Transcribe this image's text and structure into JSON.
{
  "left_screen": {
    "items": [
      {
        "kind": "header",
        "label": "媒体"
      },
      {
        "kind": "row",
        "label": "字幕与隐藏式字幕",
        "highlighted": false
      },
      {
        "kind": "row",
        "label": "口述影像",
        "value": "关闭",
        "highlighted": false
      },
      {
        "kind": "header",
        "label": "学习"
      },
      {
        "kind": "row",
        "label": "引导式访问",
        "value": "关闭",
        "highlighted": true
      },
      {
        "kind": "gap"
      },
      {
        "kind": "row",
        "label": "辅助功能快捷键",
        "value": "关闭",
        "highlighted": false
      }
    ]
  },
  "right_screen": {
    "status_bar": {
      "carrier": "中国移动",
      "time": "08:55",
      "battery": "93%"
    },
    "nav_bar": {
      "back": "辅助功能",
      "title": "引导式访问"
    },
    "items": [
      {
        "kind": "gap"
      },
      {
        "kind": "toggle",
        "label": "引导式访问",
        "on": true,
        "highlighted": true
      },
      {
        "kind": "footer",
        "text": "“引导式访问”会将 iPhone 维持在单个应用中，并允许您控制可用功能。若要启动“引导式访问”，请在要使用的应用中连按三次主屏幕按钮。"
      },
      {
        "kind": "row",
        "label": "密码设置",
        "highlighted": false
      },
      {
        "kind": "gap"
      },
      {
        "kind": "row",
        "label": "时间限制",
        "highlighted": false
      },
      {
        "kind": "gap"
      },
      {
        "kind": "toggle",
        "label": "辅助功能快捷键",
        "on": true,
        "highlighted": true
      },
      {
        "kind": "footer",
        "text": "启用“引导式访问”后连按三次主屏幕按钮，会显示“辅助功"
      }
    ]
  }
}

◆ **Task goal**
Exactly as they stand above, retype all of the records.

◆ **Answer to this task**
Transcribe this image's text and structure into JSON.
{
  "left_screen": {
    "items": [
      {
        "kind": "header",
        "label": "媒体"
      },
      {
        "kind": "row",
        "label": "字幕与隐藏式字幕",
        "highlighted": false
      },
      {
        "kind": "row",
        "label": "口述影像",
        "value": "关闭",
        "highlighted": false
      },
      {
        "kind": "header",
        "label": "学习"
      },
      {
        "kind": "row",
        "label": "引导式访问",
        "value": "关闭",
        "highlighted": true
      },
      {
        "kind": "gap"
      },
      {
        "kind": "row",
        "label": "辅助功能快捷键",
        "value": "关闭",
        "highlighted": false
      }
    ]
  },
  "right_screen": {
    "status_bar": {
      "carrier": "中国移动",
      "time": "08:55",
      "battery": "93%"
    },
    "nav_bar": {
      "back": "辅助功能",
      "title": "引导式访问"
    },
    "items": [
      {
        "kind": "gap"
      },
      {
        "kind": "toggle",
        "label": "引导式访问",
        "on": true,
        "highlighted": true
      },
      {
        "kind": "footer",
        "text": "“引导式访问”会将 iPhone 维持在单个应用中，并允许您控制可用功能。若要启动“引导式访问”，请在要使用的应用中连按三次主屏幕按钮。"
      },
      {
        "kind": "row",
        "label": "密码设置",
        "highlighted": false
      },
      {
        "kind": "gap"
      },
      {
        "kind": "row",
        "label": "时间限制",
        "highlighted": false
      },
      {
        "kind": "gap"
      },
      {
        "kind": "toggle",
        "label": "辅助功能快捷键",
        "on": true,
        "highlighted": true
      },
      {
        "kind": "footer",
        "text": "启用“引导式访问”后连按三次主屏幕按钮，会显示“辅助功"
      }
    ]
  }
}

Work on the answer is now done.